Mystery is at the heart of this novel—so much so that it is embedded in the structure of the book. Rather than separating the novel into chapters, Green sections his book into days, each of which is titled with a number of days and the word “before” or “after.” For example, the first section of the book is called “one-hundred thirty-six days before.” Before what, however, is not made clear to the reader until two-thirds of the way through the book.
Just as the mysterious structure of Looking for Alaska makes the novel intriguing, mystery is an intriguing part of Miles’ life as well. At the book’s beginning, Miles decides to move to Alabama to seek his “Great Perhaps.” He is excited about the mysteries that await him, and he immediately becomes obsessed with understanding Alaska, who is a mystery herself. But while Alaska’s active cultivation of a mysterious air does make her interesting to others, she suffers because of it. She is not willing to let others in, and is afraid for others to see the horrible person that she thinks herself to be. As a result, Alaska prevents her friends from getting to know her as well as they want to. Indeed, Miles and the Colonel let her drive away on the night of her death because they do not realize how upset she is, or that it is the anniversary of her mother’s death.
Only once Miles gives up trying to figure out Alaska and her death can he finally see Alaska for what she really is: a mystery that is not meant to be answered. Further, when he stops chasing after Alaska, he is once again able to pursue his own Great Perhaps. Ultimately, Miles is okay with not knowing exactly what happened to Alaska because it doesn’t matter what happened. The solutions to mysteries aren’t always important. Miles realizes that whether or not she killed herself, he still loves her and cares about her and believes that her spirit lives on. For him, that is enough.

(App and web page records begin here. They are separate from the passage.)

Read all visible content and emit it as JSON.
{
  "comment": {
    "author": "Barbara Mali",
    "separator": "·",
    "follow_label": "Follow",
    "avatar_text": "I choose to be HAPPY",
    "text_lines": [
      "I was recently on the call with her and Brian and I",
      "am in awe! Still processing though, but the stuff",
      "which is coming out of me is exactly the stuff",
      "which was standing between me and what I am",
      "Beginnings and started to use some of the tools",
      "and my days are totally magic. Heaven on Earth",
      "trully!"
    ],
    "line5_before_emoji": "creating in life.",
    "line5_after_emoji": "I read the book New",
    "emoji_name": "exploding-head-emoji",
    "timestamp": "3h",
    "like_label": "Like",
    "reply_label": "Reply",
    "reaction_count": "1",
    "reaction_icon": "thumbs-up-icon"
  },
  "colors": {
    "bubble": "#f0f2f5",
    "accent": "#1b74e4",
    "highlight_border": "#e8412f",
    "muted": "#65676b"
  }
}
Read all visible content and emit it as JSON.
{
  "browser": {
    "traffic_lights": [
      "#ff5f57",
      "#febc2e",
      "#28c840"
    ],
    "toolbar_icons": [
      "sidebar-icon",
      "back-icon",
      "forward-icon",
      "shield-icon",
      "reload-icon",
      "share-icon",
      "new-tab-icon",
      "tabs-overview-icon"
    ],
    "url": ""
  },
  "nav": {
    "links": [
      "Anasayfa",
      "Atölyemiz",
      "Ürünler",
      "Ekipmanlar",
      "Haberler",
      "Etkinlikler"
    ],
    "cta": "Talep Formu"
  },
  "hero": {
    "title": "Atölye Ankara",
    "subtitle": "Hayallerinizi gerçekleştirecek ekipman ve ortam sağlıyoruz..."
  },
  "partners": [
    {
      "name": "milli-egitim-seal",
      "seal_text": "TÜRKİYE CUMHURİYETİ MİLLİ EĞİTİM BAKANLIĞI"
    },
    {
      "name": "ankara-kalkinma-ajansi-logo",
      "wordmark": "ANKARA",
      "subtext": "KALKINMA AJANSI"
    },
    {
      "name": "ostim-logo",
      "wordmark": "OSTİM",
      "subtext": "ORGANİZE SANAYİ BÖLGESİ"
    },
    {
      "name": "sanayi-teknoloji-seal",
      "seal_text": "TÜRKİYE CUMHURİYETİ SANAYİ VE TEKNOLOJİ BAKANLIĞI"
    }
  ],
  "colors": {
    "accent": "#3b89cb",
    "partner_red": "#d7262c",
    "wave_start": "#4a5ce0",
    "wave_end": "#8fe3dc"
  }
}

Mystery and the Unknown ThemeTracker
Mystery and the Unknown Quotes in Looking for Alaska
“François Rabelais. He was this poet. And his last words were ‘I go to seek a Great Perhaps.’ That’s why I’m going. So I don’t have to wait until I die to start seeking a Great Perhaps.”
“I must talk, and you must listen, for we are engaged here in the most important pursuit in history: the search for meaning. What is the nature of being a person? What is the best way to go about being a person? How did we come to be, and what will become of us when we are no longer? In short: What are the rules of this game, and how might we best play it?”
“Best day of my life was January 9, 1997. I was eight years old, and my mom and I went to the zoo on a class trip. I liked the bears. She liked the monkeys. Best day ever. End of story.”
“And now she was colder by the hour, more dead with every breath I took. I thought: That is the fear: I have lost something important, and I cannot find it, and I need it. It is fear like if someone lost his glasses and went to the glasses store and they told him that the world had run out of glasses and he would just have to do without.”
“So we gave up. I’d finally had enough of chasing after a ghost who did not want to be discovered. We’d failed, maybe, but some mysteries aren’t meant to be solved. I still did not know her as I wanted to, but I never could. She made it impossible for me.”
“But we knew what could be found out, and in finding it out, she had made us closer—the Colonel and Takumi and me, anyway. And that was it. She didn’t leave me enough to discover her, but she left me enough to rediscover the Great Perhaps.”
“I would never know her well enough to know her thoughts in those last minutes, would never know if she left us on purpose. But the not-knowing would not keep me from caring, and I would always love Alaska Young, my crooked neighbor, with all my crooked heart.”
“So I know she forgives me, just as I forgive her. Thomas Edison’s last words were: “It’s very beautiful over there.” I don’t know where there is, but I believe it’s somewhere, and I hope it’s beautiful.”